(Web page and app entries)

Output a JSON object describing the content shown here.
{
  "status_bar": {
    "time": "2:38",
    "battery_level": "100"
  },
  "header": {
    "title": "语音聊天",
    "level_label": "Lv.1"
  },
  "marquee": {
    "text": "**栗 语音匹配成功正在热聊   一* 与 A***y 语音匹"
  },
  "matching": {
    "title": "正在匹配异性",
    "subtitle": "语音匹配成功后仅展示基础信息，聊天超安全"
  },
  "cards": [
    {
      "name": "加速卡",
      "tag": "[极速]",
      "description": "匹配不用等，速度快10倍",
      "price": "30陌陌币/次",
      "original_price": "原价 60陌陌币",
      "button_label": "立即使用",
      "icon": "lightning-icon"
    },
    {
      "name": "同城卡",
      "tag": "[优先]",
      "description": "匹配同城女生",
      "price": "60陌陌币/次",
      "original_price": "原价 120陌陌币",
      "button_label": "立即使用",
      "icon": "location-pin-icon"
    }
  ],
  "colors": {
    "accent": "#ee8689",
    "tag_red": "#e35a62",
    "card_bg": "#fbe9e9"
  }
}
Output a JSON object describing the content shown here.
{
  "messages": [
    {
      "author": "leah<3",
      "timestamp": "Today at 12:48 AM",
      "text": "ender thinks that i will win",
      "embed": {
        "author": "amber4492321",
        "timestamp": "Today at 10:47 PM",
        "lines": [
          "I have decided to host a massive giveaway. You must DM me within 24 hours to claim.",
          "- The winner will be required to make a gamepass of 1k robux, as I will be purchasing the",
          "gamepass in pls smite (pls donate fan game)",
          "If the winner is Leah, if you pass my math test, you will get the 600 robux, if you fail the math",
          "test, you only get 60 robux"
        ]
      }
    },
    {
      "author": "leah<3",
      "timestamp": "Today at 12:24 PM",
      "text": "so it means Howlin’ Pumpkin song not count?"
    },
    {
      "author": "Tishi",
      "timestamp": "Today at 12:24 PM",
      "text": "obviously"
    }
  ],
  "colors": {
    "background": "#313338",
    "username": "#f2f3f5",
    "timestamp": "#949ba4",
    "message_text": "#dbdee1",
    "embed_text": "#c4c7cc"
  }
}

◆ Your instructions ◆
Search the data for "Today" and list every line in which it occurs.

◆ Solution ◆
      "timestamp": "Today at 12:48 AM",
        "timestamp": "Today at 10:47 PM",
      "timestamp": "Today at 12:24 PM",
      "timestamp": "Today at 12:24 PM",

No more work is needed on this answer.